These are extraordinary times in the financial markets. We are actually living through the greatest experiment that the world has seen economically. While we don’t see a rapid change, we are hard pressed not to have concerns about a paradigm shift away from the low inflation, low-rate environment of the past forty years. This causes us to be more cautious about fixed income exposure and liquidity although the stability of some bond exposure remains important for risk management.
As we’ve have noted many times, what has worked so well for the past 10, 20, 30, 40 years—a simple 60%/40% U.S. stocks/core bonds balanced model—won’t work nearly as well over the next five to 10 years (at least), even without an upsurge in inflation. We are already accounting for this in our portfolio positioning. As the macroeconomic regime evolves, we will tactically, but prudently, adapt and adjust our portfolio exposures based on our assessment of the risks and potential returns.
In the meantime, we believe the most likely scenario over the next year at least is a reflationary one, enabling solid returns from global equities and decent to solid returns from credit-oriented fixed-income strategies. We also expect our diversifying and lower-risk alternative strategies funds to outperform core bonds.

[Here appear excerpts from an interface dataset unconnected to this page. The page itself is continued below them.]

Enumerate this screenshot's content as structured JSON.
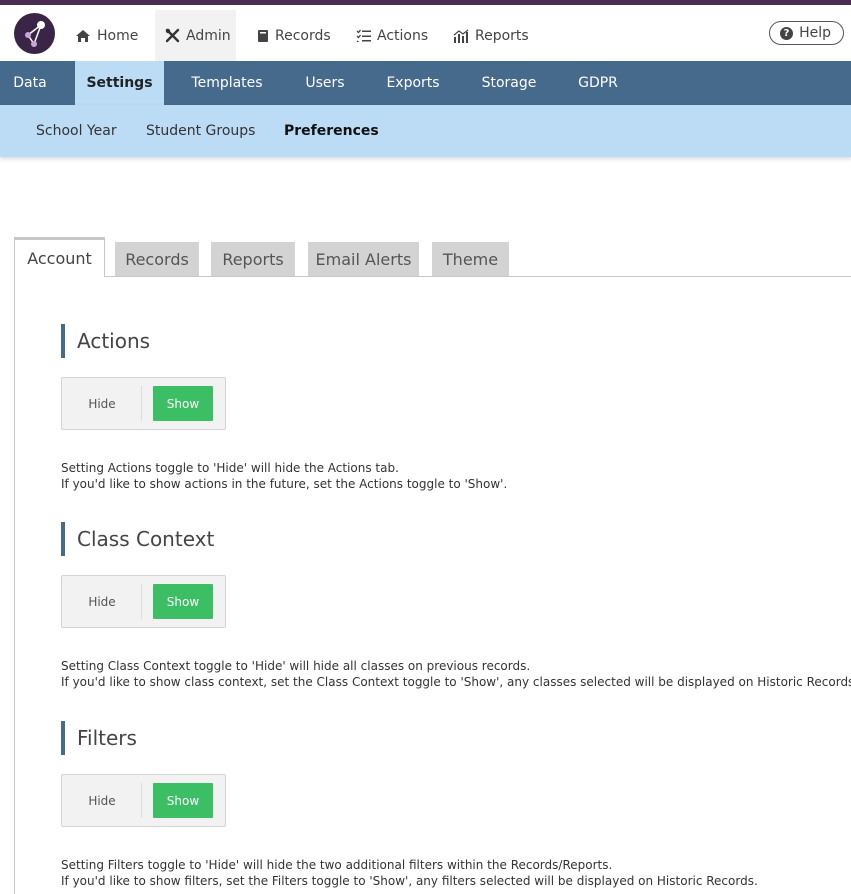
{
  "nav": {
    "items": [
      {
        "label": "Home",
        "icon": "home-icon"
      },
      {
        "label": "Admin",
        "icon": "tools-icon"
      },
      {
        "label": "Records",
        "icon": "book-icon"
      },
      {
        "label": "Actions",
        "icon": "list-check-icon"
      },
      {
        "label": "Reports",
        "icon": "chart-icon"
      }
    ],
    "help_label": "Help"
  },
  "admin_tabs": [
    "Data",
    "Settings",
    "Templates",
    "Users",
    "Exports",
    "Storage",
    "GDPR"
  ],
  "settings_tabs": [
    "School Year",
    "Student Groups",
    "Preferences"
  ],
  "pref_tabs": [
    "Account",
    "Records",
    "Reports",
    "Email Alerts",
    "Theme"
  ],
  "sections": [
    {
      "title": "Actions",
      "hide": "Hide",
      "show": "Show",
      "line1": "Setting Actions toggle to 'Hide' will hide the Actions tab.",
      "line2": "If you'd like to show actions in the future, set the Actions toggle to 'Show'."
    },
    {
      "title": "Class Context",
      "hide": "Hide",
      "show": "Show",
      "line1": "Setting Class Context toggle to 'Hide' will hide all classes on previous records.",
      "line2": "If you'd like to show class context, set the Class Context toggle to 'Show', any classes selected will be displayed on Historic Records."
    },
    {
      "title": "Filters",
      "hide": "Hide",
      "show": "Show",
      "line1": "Setting Filters toggle to 'Hide' will hide the two additional filters within the Records/Reports.",
      "line2": "If you'd like to show filters, set the Filters toggle to 'Show', any filters selected will be displayed on Historic Records."
    }
  ],
  "colors": {
    "brand": "#4a2c52",
    "admin_bar": "#466a8c",
    "sub_bar": "#bcdcf6",
    "show_green": "#3cbf64"
  }
}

We believe our portfolios are well positioned for further gains this year as the U.S. and global economy continue to recover. We expect many of the asset markets and market sectors that have been laggards over the past five to 10 years to continue to rebound as part of the broad reflation rotation described above. We also believe this environment offers excellent opportunities for active management across both equities and fixed income to add value relative to core market indexes.